Opposition legislators have boycotted a vote in Angola's parliament in a rare show of dissent against one of Africa's most autocratic governments, accusing it of covering up details of lawmaking and new loan deals struck with China.
President Eduardo do Santos has held power for 36 years but discontent has grown over China's increasing economic dominance in Africa's No. 2 oil-exporting country while most Angolans remain impoverished, seeing little benefit from energy revenues.
The main opposition UNITA party, which waged a 27-year civil war with dos Santos's MPLA until 2002, and smaller opposition groups boycotted parliamentary debates and votes on several bills including an investment law on Wednesday.
The bill, meant to increase foreign investment in the southwest African nation, ended up being passed unopposed by MPLA lawmakers.
Few details of the law were made public by the government but it entailed reducing bureaucracy and creating special economic zones, free-trade zones and unspecified "investment incentives", according to the MPLA.
UNITA lawmakers called for full details of all bills to be made public and said parliamentary debates and votes should be televised on independent news channels, rather than the current system of edited excerpts in state-run media.
"Angolans do not have the opportunity to know what is happening in this house that is supposed to represent us all," UNITA MP Mihaela Webba told the national assembly.
The MPLA did not immediately comment on the need for greater transparency in parliament, but said the investment law was crucial to improving competition and increasing investment.
UNITA MPs also urged dos Santos to reveal details of the multi-billion-dollar loans that he agreed in Beijing last month and were billed as helping to prop up public finances hammered since global oil prices dropped by half last year.
Many Angolans are angered by the increasing Chinese influence in what is sub-Saharan Africa's third largest economy.
They believe powerful politicians and Chinese companies gain the biggest benefit from opaque loan deals.
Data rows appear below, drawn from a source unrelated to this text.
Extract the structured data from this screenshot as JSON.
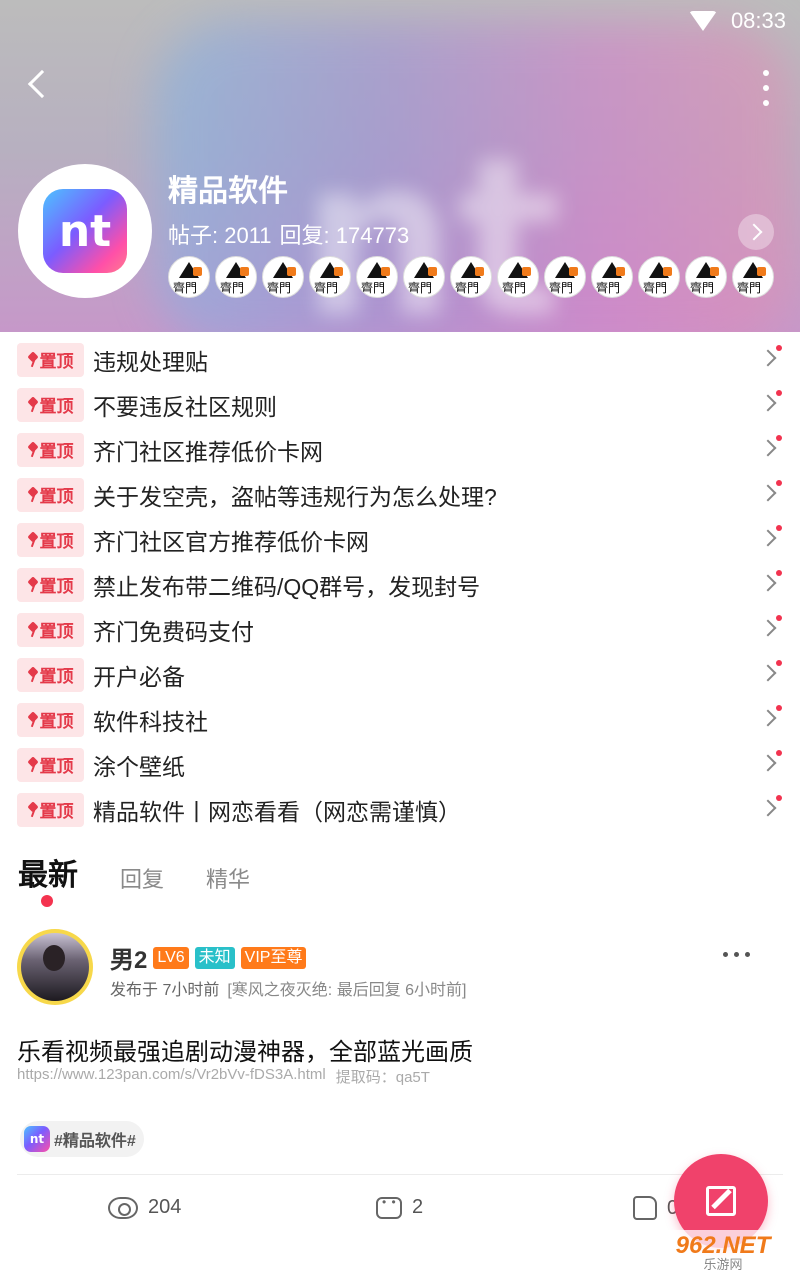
{
  "status_bar": {
    "time": "08:33"
  },
  "forum": {
    "avatar_text": "nt",
    "title": "精品软件",
    "posts_label": "帖子: 2011",
    "replies_label": "回复: 174773",
    "member_badge_text": "齊門"
  },
  "pinned": [
    {
      "badge": "置顶",
      "title": "违规处理贴"
    },
    {
      "badge": "置顶",
      "title": "不要违反社区规则"
    },
    {
      "badge": "置顶",
      "title": "齐门社区推荐低价卡网"
    },
    {
      "badge": "置顶",
      "title": "关于发空壳，盗帖等违规行为怎么处理?"
    },
    {
      "badge": "置顶",
      "title": "齐门社区官方推荐低价卡网"
    },
    {
      "badge": "置顶",
      "title": "禁止发布带二维码/QQ群号，发现封号"
    },
    {
      "badge": "置顶",
      "title": "齐门免费码支付"
    },
    {
      "badge": "置顶",
      "title": "开户必备"
    },
    {
      "badge": "置顶",
      "title": "软件科技社"
    },
    {
      "badge": "置顶",
      "title": "涂个壁纸"
    },
    {
      "badge": "置顶",
      "title": "精品软件丨网恋看看（网恋需谨慎）"
    }
  ],
  "tabs": [
    {
      "label": "最新",
      "active": true
    },
    {
      "label": "回复",
      "active": false
    },
    {
      "label": "精华",
      "active": false
    }
  ],
  "post": {
    "user_name": "男2",
    "level": "LV6",
    "gender": "未知",
    "vip": "VIP至尊",
    "posted": "发布于 7小时前",
    "last_reply": "[寒风之夜灭绝: 最后回复 6小时前]",
    "title": "乐看视频最强追剧动漫神器，全部蓝光画质",
    "link": "https://www.123pan.com/s/Vr2bVv-fDS3A.html",
    "code": "提取码：qa5T",
    "tag_icon": "nt",
    "tag": "#精品软件#",
    "views": "204",
    "comments": "2",
    "likes": "0"
  },
  "watermark": {
    "main": "962.NET",
    "sub": "乐游网"
  },
  "colors": {
    "accent": "#f0426b",
    "pin_bg": "#fde5e7",
    "pin_text": "#e43a4a",
    "level_badge": "#ff7a1a",
    "unknown_badge": "#29c0c9"
  }
}
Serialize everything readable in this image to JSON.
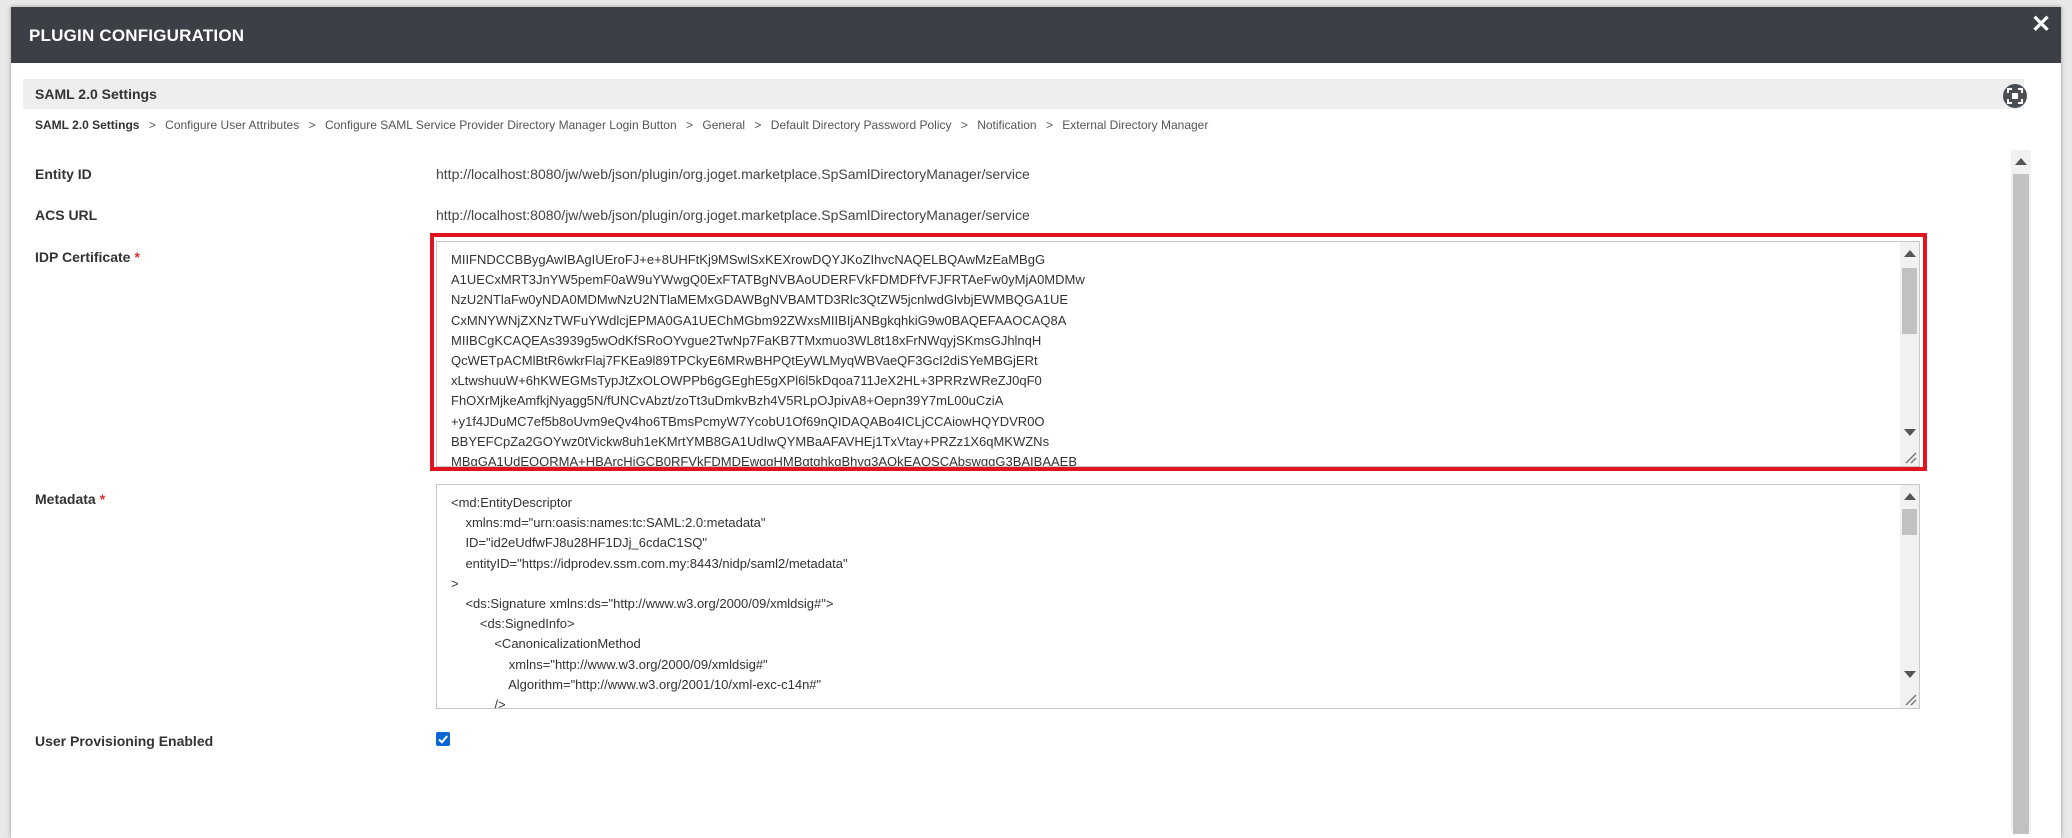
{
  "dialog": {
    "title": "PLUGIN CONFIGURATION",
    "close_glyph": "✕"
  },
  "section": {
    "title": "SAML 2.0 Settings",
    "fullscreen_icon": "fullscreen-icon"
  },
  "breadcrumb": [
    "SAML 2.0 Settings",
    "Configure User Attributes",
    "Configure SAML Service Provider Directory Manager Login Button",
    "General",
    "Default Directory Password Policy",
    "Notification",
    "External Directory Manager"
  ],
  "breadcrumb_separator": ">",
  "fields": {
    "entity_id": {
      "label": "Entity ID",
      "value": "http://localhost:8080/jw/web/json/plugin/org.joget.marketplace.SpSamlDirectoryManager/service"
    },
    "acs_url": {
      "label": "ACS URL",
      "value": "http://localhost:8080/jw/web/json/plugin/org.joget.marketplace.SpSamlDirectoryManager/service"
    },
    "idp_certificate": {
      "label": "IDP Certificate",
      "required_mark": "*",
      "value": "MIIFNDCCBBygAwIBAgIUEroFJ+e+8UHFtKj9MSwlSxKEXrowDQYJKoZIhvcNAQELBQAwMzEaMBgG\nA1UECxMRT3JnYW5pemF0aW9uYWwgQ0ExFTATBgNVBAoUDERFVkFDMDFfVFJFRTAeFw0yMjA0MDMw\nNzU2NTlaFw0yNDA0MDMwNzU2NTlaMEMxGDAWBgNVBAMTD3Rlc3QtZW5jcnlwdGlvbjEWMBQGA1UE\nCxMNYWNjZXNzTWFuYWdlcjEPMA0GA1UEChMGbm92ZWxsMIIBIjANBgkqhkiG9w0BAQEFAAOCAQ8A\nMIIBCgKCAQEAs3939g5wOdKfSRoOYvgue2TwNp7FaKB7TMxmuo3WL8t18xFrNWqyjSKmsGJhlnqH\nQcWETpACMlBtR6wkrFlaj7FKEa9l89TPCkyE6MRwBHPQtEyWLMyqWBVaeQF3GcI2diSYeMBGjERt\nxLtwshuuW+6hKWEGMsTypJtZxOLOWPPb6gGEghE5gXPl6l5kDqoa711JeX2HL+3PRRzWReZJ0qF0\nFhOXrMjkeAmfkjNyagg5N/fUNCvAbzt/zoTt3uDmkvBzh4V5RLpOJpivA8+Oepn39Y7mL00uCziA\n+y1f4JDuMC7ef5b8oUvm9eQv4ho6TBmsPcmyW7YcobU1Of69nQIDAQABo4ICLjCCAiowHQYDVR0O\nBBYEFCpZa2GOYwz0tVickw8uh1eKMrtYMB8GA1UdIwQYMBaAFAVHEj1TxVtay+PRZz1X6qMKWZNs\nMBgGA1UdEQQRMA+HBArcHjGCB0RFVkFDMDEwggHMBgtghkgBhvg3AQkEAQSCAbswggG3BAIBAAEB"
    },
    "metadata": {
      "label": "Metadata",
      "required_mark": "*",
      "value": "<md:EntityDescriptor\n    xmlns:md=\"urn:oasis:names:tc:SAML:2.0:metadata\"\n    ID=\"id2eUdfwFJ8u28HF1DJj_6cdaC1SQ\"\n    entityID=\"https://idprodev.ssm.com.my:8443/nidp/saml2/metadata\"\n>\n    <ds:Signature xmlns:ds=\"http://www.w3.org/2000/09/xmldsig#\">\n        <ds:SignedInfo>\n            <CanonicalizationMethod\n                xmlns=\"http://www.w3.org/2000/09/xmldsig#\"\n                Algorithm=\"http://www.w3.org/2001/10/xml-exc-c14n#\"\n            />"
    },
    "user_provisioning": {
      "label": "User Provisioning Enabled",
      "checked": true
    }
  },
  "colors": {
    "titlebar": "#3c4046",
    "highlight": "#e0141e",
    "checkbox": "#0a66d6"
  }
}
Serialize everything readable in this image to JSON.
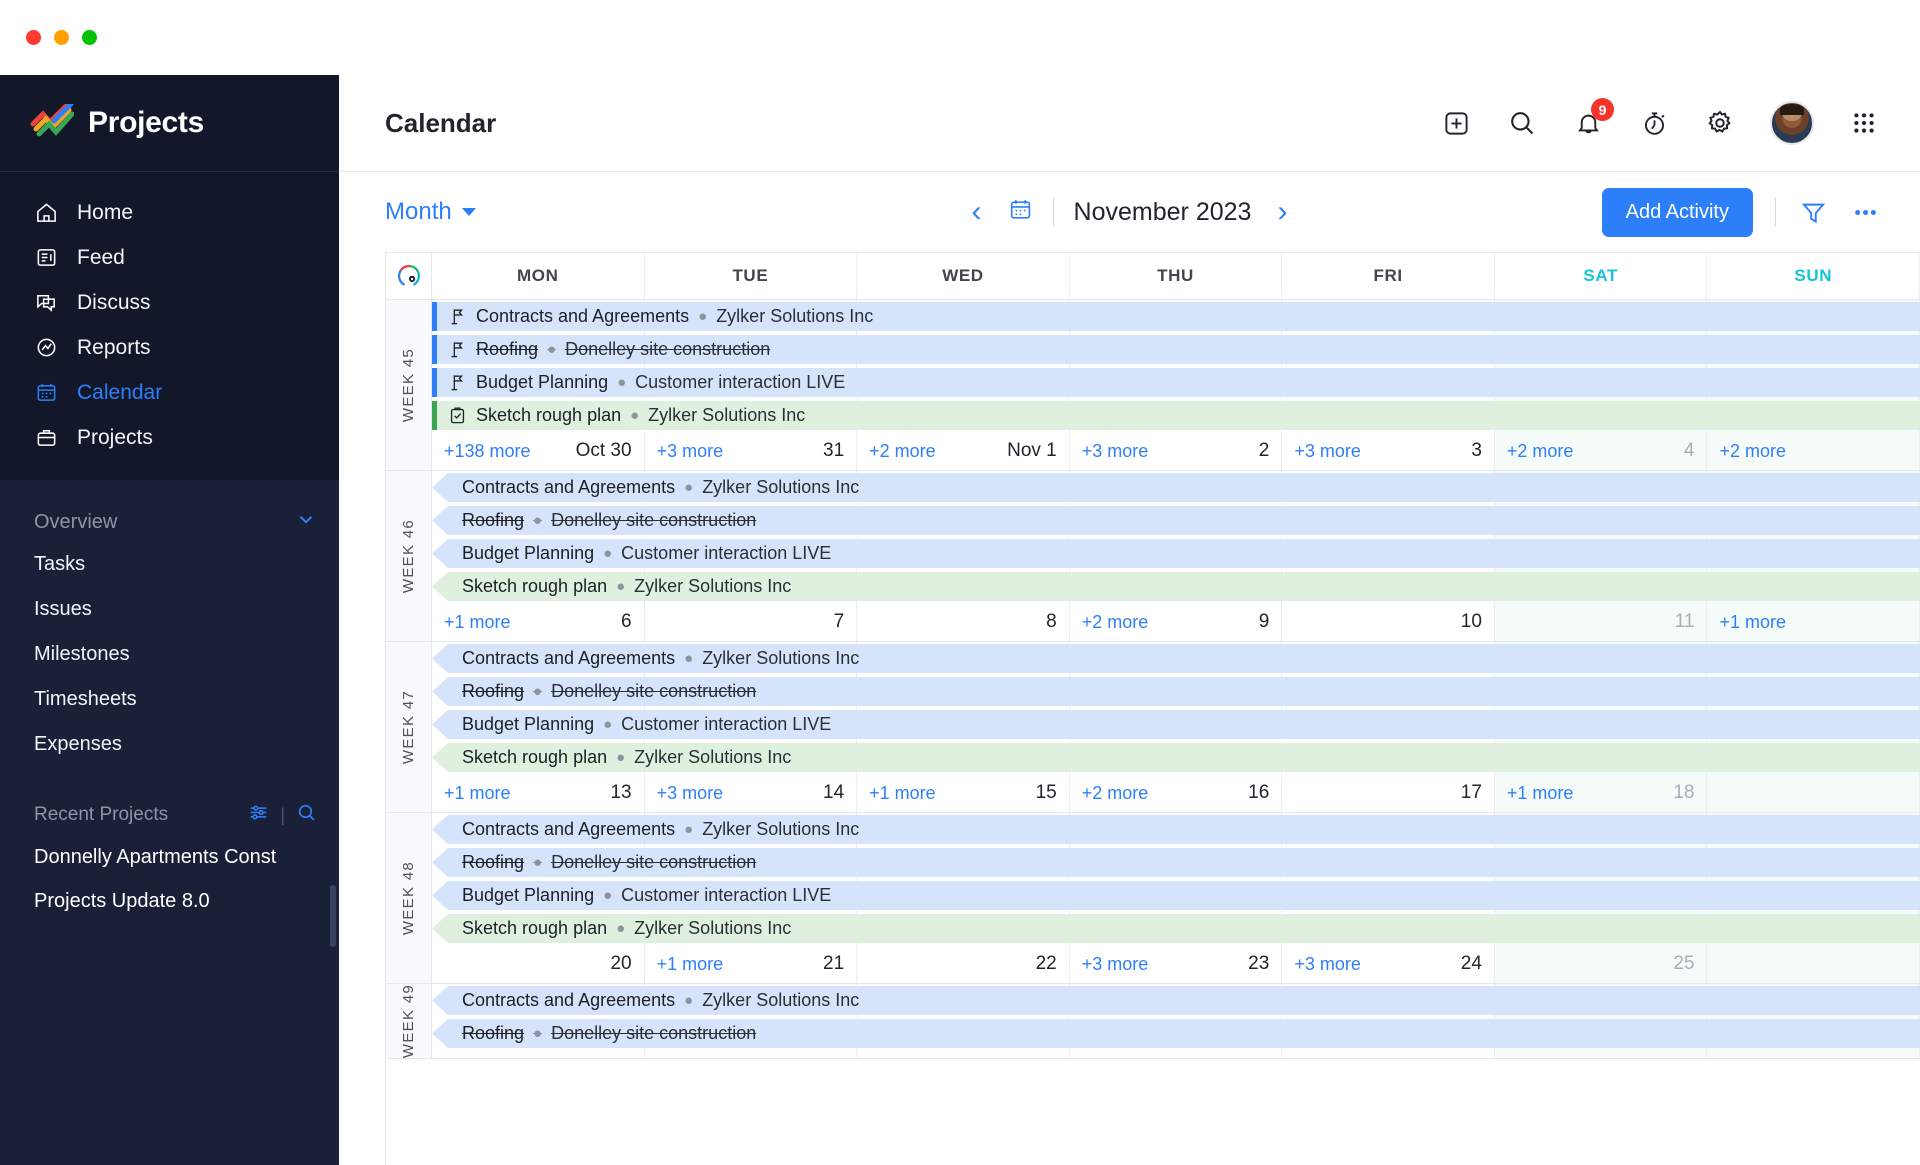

"How much did our president get from China? Nobody knows. How will we pay for it? Nobody knows," UNITA lawmaker Raul Danda told parliamentarians. "We asked our president to explain what he did in China but the boss does not talk."
But any serious anti-government movement is still seen as unlikely since Luanda has the best-funded army in sub-Saharan Africa and dissent is usually quelled quickly and ruthlessly.
China has lent Angola around $20 billion since the civil war ended, according to Reuters estimates. Repayments are often paid with oil or funds go directly to Chinese construction firms that have built roads, hospitals, houses and railways across Angola.
This means dollars don't end up entering the real economy, increasing costs for ordinary Angolans. Millions still live on less than $2 a day and World Bank studies rank the country 169 out of 175 countries in terms of income equality.